[WHAT THE TASK ASKS]
The lines to copy from the data below are those that hold the string "CHRISTINA".

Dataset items

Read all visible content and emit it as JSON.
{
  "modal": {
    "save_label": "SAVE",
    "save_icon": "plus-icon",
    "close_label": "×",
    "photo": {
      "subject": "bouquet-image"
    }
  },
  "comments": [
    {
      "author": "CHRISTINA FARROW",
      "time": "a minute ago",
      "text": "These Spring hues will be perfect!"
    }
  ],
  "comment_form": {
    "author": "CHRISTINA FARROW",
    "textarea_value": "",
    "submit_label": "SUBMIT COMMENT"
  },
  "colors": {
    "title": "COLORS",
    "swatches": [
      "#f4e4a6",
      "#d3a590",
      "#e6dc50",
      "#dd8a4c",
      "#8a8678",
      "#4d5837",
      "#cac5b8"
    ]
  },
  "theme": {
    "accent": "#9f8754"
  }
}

[RESPONSE TO THIS EXERCISE]
      "author": "CHRISTINA FARROW",
    "author": "CHRISTINA FARROW",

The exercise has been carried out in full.